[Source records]
******
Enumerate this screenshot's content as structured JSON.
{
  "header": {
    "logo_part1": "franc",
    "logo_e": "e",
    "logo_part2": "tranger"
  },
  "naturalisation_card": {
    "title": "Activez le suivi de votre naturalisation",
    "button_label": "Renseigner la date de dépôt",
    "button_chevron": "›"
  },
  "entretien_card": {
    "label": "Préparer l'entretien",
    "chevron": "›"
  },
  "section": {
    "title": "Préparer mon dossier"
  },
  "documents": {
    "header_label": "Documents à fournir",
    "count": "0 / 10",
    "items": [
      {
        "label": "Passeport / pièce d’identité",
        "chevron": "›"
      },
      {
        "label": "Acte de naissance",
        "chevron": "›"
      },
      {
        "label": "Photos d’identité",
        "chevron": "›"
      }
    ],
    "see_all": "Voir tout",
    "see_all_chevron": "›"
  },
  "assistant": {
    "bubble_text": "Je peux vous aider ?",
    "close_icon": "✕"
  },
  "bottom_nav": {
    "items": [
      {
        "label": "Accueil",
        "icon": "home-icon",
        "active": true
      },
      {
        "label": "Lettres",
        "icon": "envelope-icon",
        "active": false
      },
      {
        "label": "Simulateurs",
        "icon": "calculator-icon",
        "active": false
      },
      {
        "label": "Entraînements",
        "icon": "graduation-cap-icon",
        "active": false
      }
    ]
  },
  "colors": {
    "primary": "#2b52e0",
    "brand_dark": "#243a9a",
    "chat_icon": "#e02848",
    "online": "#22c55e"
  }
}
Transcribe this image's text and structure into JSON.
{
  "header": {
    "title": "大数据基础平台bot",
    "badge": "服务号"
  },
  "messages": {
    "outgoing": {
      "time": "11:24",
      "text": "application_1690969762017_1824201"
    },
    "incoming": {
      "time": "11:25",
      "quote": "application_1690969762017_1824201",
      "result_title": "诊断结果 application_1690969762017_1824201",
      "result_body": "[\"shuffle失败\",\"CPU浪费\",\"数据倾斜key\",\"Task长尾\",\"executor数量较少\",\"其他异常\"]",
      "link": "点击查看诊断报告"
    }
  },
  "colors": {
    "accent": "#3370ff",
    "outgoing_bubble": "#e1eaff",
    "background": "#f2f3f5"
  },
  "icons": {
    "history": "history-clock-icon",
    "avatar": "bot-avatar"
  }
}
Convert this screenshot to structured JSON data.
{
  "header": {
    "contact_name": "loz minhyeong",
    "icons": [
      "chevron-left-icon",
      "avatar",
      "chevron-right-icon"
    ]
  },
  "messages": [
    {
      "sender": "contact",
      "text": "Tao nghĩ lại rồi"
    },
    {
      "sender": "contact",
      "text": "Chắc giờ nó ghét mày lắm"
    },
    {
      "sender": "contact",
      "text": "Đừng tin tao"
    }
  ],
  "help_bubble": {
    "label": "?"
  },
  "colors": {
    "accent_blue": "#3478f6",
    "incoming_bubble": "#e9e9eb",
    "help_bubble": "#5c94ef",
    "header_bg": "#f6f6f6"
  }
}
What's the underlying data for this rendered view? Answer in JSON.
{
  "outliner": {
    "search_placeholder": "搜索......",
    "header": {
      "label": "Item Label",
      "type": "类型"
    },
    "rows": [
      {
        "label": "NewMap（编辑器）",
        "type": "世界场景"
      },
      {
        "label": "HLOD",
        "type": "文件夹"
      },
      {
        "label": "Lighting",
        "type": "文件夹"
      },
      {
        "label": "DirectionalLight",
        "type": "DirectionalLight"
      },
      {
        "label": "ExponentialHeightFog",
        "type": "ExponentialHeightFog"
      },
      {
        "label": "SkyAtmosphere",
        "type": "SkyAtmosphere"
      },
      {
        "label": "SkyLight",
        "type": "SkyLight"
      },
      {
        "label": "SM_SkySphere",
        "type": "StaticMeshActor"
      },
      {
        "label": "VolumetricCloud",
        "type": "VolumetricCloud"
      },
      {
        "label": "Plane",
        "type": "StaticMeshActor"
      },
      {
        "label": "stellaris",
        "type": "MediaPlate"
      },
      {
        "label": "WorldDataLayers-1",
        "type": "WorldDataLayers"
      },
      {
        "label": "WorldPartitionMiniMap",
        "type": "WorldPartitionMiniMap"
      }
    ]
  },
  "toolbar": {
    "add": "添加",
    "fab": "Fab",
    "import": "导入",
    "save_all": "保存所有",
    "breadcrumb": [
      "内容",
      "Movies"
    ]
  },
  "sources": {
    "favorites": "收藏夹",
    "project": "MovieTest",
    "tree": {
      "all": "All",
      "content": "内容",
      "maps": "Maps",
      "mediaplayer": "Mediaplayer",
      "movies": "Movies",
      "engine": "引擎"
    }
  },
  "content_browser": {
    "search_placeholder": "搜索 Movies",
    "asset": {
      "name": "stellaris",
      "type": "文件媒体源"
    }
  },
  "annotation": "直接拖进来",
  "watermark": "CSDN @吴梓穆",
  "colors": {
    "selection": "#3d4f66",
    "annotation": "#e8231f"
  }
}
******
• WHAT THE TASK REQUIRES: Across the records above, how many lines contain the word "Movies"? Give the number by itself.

• EXERCISE ANSWER: 3